*Task brief:* The answer should be each line from the entries below that has the word "track" in it.

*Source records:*

>>>

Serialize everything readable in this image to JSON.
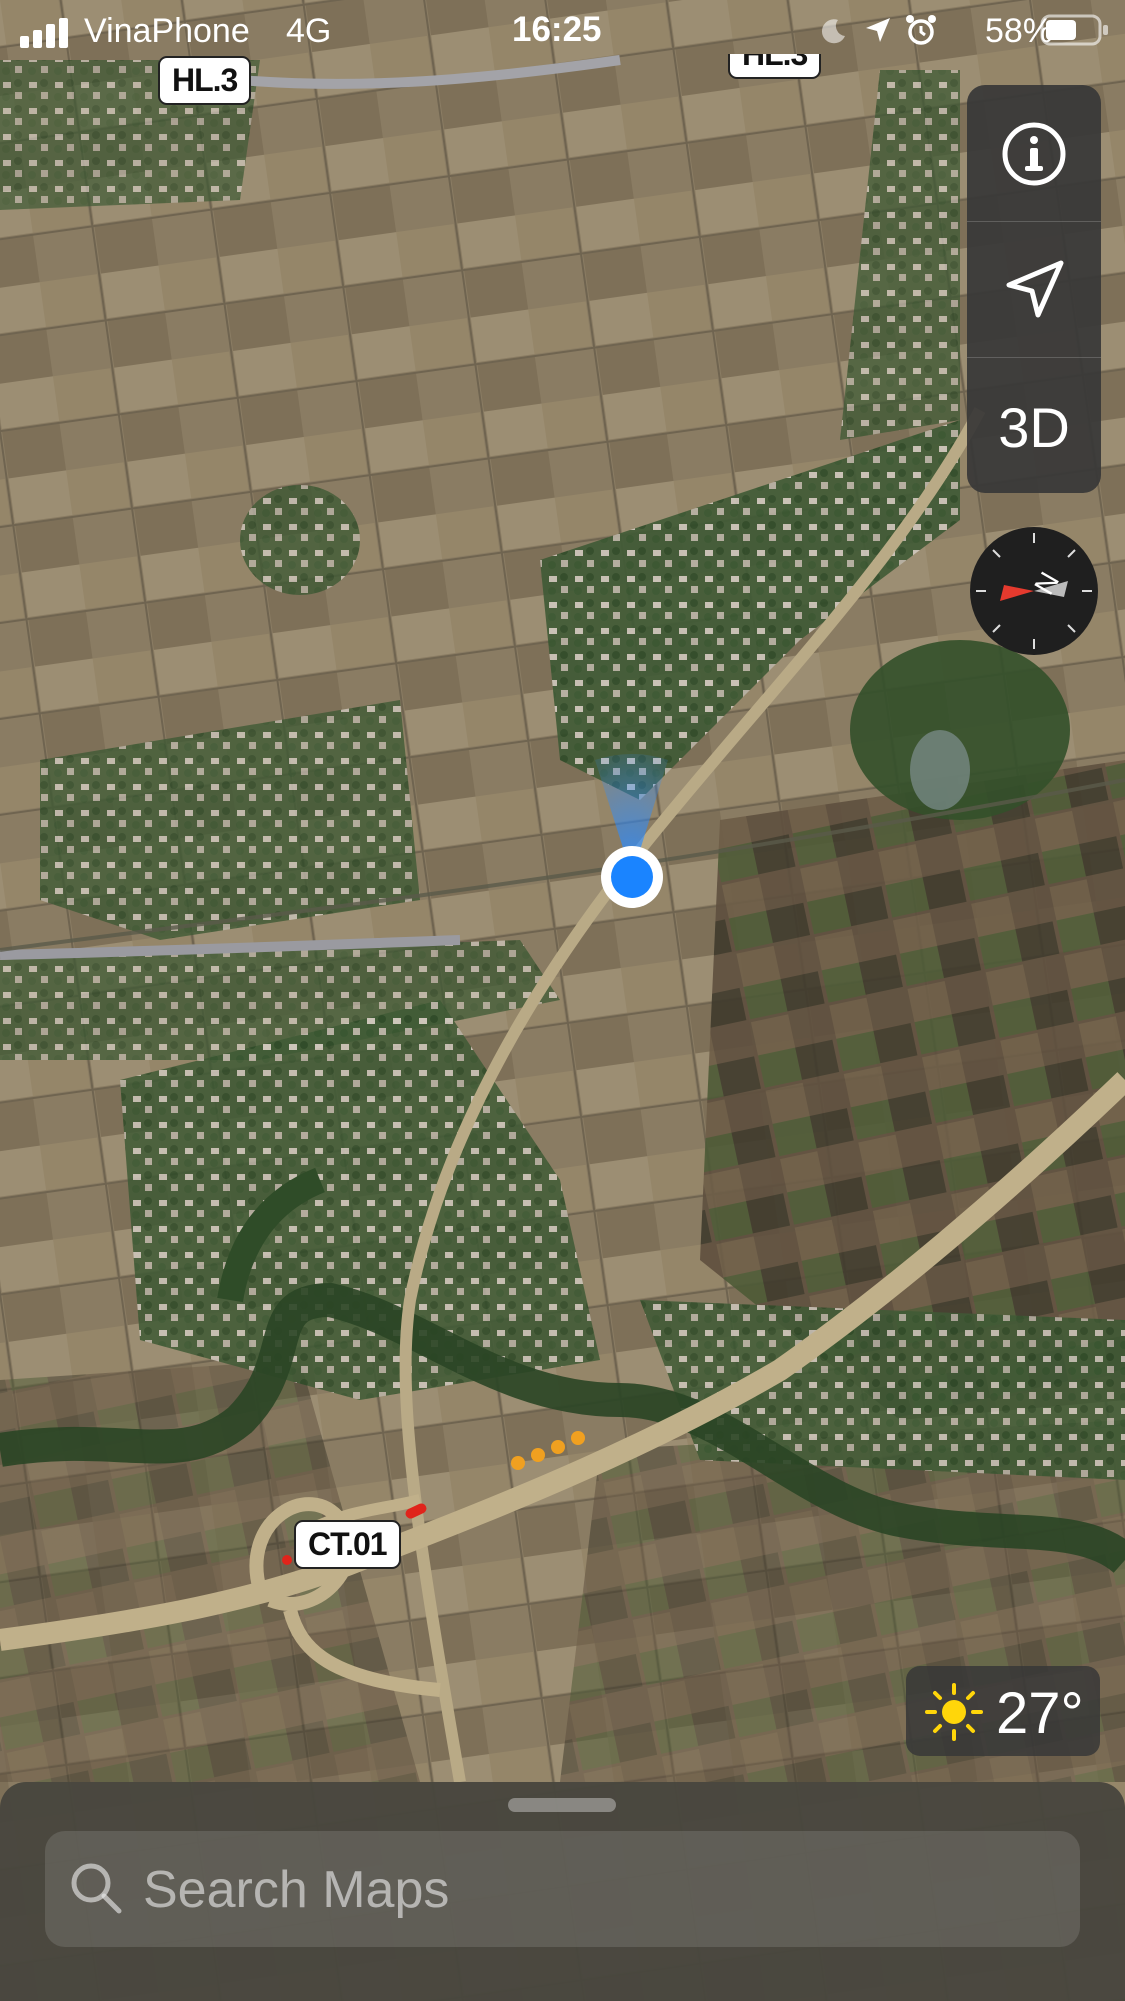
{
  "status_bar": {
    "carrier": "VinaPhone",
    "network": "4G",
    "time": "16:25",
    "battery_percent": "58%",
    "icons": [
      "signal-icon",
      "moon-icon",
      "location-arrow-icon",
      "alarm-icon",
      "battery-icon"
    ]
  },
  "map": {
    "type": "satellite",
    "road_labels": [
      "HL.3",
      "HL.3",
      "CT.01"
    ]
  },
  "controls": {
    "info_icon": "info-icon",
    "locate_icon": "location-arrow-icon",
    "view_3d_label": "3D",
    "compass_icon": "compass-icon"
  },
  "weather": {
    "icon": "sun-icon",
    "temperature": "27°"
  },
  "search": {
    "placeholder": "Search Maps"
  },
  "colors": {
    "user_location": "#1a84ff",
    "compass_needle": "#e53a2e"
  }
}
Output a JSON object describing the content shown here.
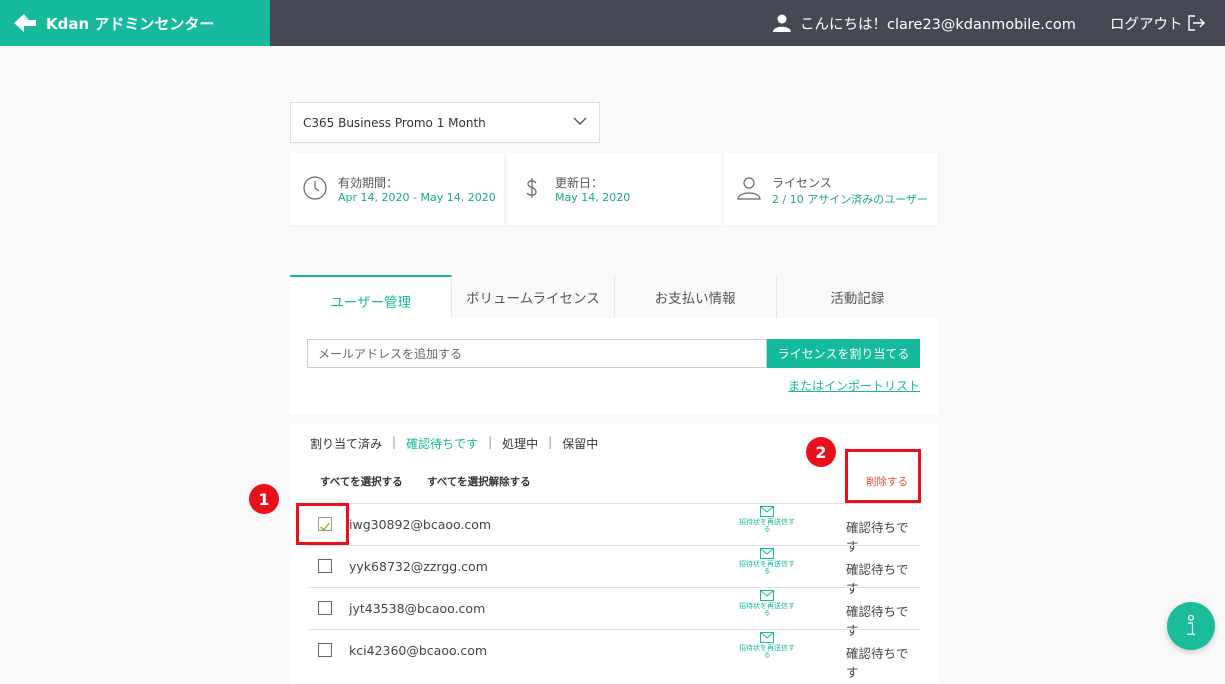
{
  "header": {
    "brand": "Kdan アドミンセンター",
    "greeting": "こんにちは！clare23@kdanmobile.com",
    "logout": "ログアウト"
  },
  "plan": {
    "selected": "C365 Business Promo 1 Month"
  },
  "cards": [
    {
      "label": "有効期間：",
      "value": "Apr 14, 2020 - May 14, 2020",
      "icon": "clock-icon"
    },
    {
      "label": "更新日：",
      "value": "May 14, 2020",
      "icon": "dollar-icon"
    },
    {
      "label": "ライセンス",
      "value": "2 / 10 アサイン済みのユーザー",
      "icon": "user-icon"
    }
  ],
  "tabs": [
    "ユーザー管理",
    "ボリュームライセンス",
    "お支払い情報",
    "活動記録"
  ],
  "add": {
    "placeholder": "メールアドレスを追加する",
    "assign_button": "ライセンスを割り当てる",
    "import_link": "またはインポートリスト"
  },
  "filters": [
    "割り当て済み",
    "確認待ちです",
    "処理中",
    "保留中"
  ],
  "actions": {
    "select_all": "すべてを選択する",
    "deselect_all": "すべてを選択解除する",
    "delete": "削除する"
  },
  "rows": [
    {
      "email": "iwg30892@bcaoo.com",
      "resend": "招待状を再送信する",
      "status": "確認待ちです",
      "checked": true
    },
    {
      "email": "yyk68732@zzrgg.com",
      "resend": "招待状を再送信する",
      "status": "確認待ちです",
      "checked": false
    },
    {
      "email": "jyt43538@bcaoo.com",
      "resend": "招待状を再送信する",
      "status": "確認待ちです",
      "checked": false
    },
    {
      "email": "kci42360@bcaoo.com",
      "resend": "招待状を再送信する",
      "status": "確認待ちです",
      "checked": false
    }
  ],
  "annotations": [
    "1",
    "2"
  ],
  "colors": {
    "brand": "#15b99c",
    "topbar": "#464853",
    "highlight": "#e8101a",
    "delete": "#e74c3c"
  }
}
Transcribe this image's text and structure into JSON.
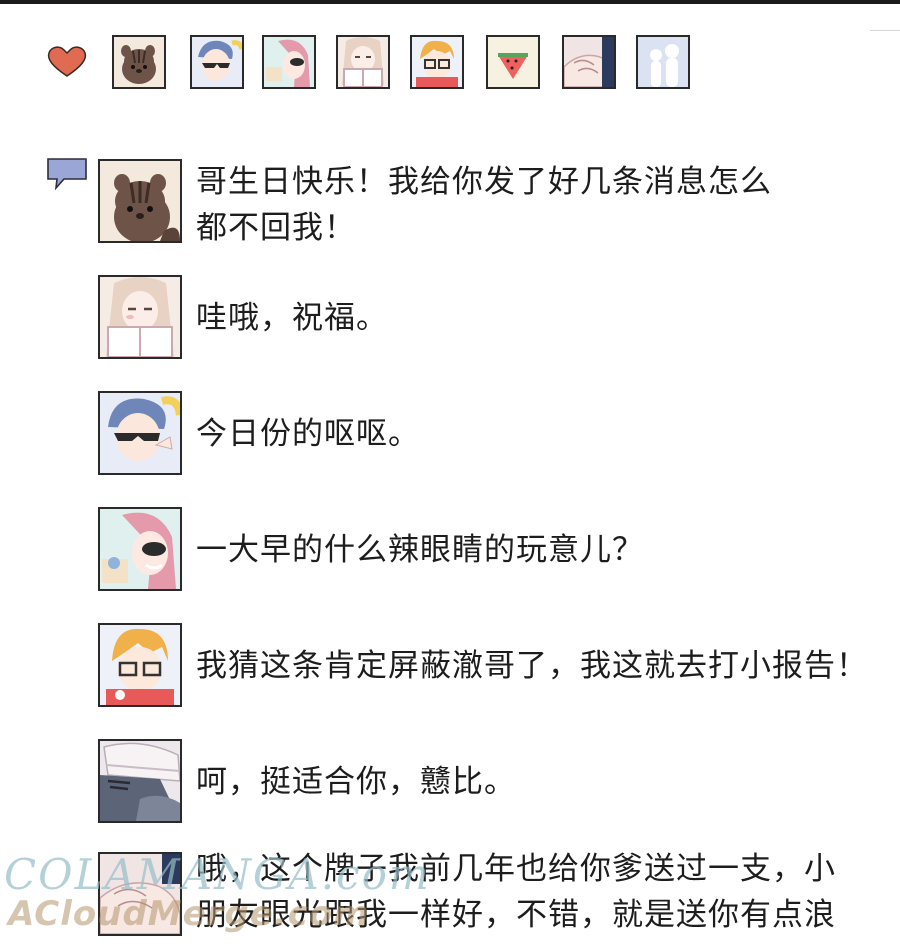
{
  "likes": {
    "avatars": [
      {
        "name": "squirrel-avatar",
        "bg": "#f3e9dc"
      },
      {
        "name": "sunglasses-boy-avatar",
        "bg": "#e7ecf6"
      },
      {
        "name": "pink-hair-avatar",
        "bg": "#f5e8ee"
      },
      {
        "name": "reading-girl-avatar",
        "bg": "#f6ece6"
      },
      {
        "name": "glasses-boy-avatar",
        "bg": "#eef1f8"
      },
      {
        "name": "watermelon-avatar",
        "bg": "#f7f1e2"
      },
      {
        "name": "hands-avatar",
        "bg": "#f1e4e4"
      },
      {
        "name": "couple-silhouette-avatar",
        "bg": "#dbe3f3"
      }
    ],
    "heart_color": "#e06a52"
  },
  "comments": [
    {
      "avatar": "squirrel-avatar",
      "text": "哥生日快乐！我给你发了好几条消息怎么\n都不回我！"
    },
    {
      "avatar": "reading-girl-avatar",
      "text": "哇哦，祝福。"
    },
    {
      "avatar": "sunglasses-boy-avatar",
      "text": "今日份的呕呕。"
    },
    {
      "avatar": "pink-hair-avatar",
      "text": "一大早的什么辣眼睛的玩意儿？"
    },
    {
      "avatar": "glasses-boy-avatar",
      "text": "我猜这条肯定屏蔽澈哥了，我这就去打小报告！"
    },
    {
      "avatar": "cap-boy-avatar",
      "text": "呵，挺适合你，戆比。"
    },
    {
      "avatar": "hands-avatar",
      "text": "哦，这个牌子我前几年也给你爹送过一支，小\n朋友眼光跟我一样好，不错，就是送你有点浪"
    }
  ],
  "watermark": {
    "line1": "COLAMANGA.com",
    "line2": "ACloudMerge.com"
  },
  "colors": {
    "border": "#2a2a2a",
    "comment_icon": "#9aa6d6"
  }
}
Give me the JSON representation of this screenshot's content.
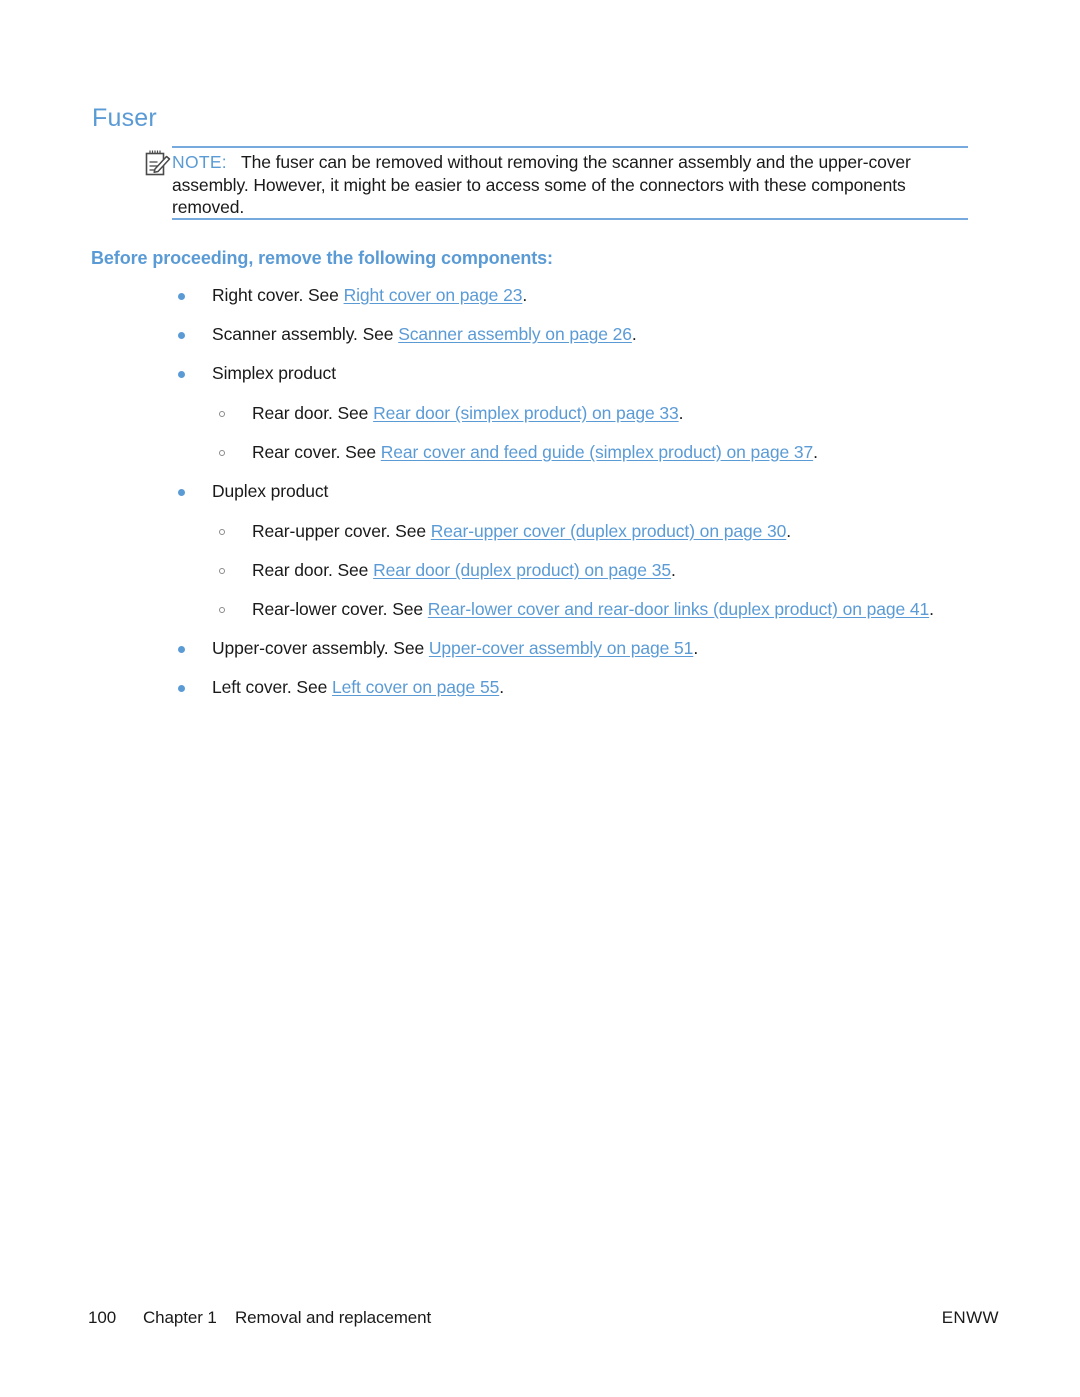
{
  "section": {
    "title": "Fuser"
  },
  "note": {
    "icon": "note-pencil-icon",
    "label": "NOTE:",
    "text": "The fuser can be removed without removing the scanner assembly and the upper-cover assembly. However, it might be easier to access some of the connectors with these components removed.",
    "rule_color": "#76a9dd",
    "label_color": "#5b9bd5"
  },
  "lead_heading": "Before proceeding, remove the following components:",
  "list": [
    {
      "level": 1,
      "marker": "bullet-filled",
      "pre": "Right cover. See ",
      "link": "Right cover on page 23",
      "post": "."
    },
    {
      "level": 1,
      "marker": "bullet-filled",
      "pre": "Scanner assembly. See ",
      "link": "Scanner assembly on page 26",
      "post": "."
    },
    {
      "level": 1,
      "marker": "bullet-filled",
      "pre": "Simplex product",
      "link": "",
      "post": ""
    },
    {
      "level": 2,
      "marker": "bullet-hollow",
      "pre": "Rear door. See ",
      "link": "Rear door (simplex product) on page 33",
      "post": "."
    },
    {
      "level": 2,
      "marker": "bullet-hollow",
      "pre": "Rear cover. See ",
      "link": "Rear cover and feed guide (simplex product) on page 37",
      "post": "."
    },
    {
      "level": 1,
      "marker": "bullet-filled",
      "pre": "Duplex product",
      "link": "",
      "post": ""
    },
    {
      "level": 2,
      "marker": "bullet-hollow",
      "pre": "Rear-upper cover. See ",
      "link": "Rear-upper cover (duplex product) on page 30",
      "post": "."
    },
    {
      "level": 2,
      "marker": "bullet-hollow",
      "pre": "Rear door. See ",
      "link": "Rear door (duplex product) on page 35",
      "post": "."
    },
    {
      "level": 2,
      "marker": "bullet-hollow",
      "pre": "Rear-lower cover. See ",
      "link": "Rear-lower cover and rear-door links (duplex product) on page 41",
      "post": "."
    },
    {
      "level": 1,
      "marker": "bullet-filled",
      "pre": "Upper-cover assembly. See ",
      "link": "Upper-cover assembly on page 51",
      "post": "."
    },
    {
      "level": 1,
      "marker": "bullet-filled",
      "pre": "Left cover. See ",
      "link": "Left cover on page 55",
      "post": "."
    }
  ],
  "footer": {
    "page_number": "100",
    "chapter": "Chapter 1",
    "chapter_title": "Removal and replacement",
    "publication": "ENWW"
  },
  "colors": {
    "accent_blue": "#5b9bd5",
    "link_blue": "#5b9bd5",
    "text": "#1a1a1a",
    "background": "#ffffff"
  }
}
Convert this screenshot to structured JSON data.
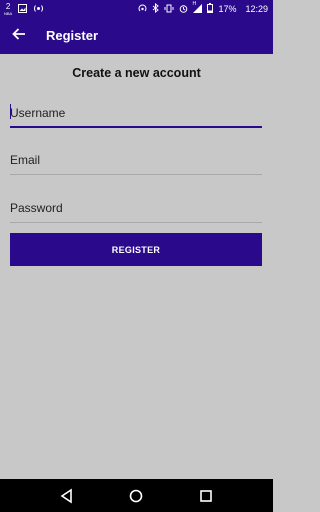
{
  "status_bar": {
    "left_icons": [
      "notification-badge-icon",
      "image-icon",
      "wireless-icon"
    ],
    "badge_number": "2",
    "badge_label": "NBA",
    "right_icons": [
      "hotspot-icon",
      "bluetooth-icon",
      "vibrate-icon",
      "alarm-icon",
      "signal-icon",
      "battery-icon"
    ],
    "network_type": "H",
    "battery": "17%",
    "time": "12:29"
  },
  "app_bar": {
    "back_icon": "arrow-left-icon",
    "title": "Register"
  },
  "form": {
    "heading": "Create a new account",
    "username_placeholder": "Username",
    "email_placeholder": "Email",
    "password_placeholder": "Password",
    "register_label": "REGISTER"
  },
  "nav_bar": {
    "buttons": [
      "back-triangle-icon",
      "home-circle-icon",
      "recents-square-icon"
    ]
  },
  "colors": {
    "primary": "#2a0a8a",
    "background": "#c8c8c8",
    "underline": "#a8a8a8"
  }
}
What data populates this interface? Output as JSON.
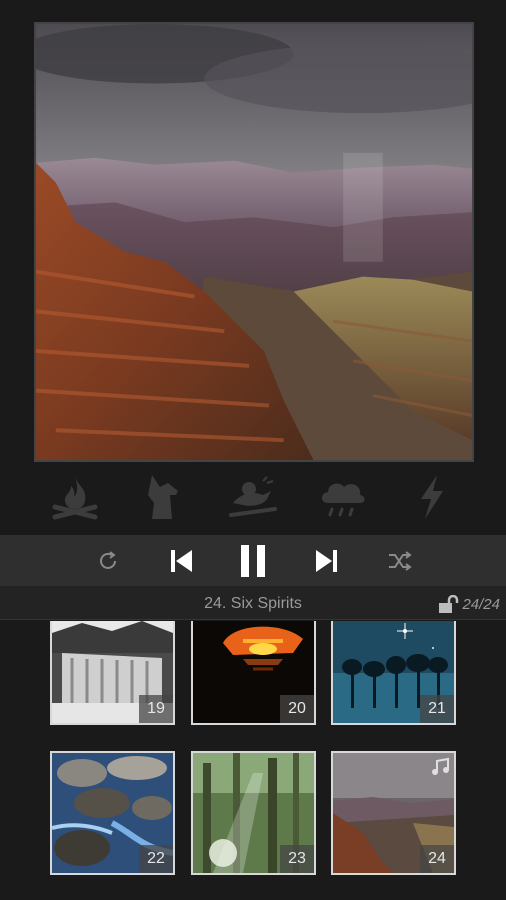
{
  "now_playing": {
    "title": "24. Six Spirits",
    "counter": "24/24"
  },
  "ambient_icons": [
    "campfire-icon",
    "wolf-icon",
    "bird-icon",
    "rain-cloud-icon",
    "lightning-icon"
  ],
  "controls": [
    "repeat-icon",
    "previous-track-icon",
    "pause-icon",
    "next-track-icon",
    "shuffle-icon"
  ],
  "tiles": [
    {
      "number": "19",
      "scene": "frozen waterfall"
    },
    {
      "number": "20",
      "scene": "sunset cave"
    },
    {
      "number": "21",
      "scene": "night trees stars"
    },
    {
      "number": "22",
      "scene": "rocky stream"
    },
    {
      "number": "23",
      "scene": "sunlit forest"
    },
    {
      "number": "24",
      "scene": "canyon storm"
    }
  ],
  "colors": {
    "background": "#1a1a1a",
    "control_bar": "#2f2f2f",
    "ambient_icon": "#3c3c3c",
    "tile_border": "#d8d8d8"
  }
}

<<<

*Response for this exercise:*
    "previous-track-icon",
    "next-track-icon",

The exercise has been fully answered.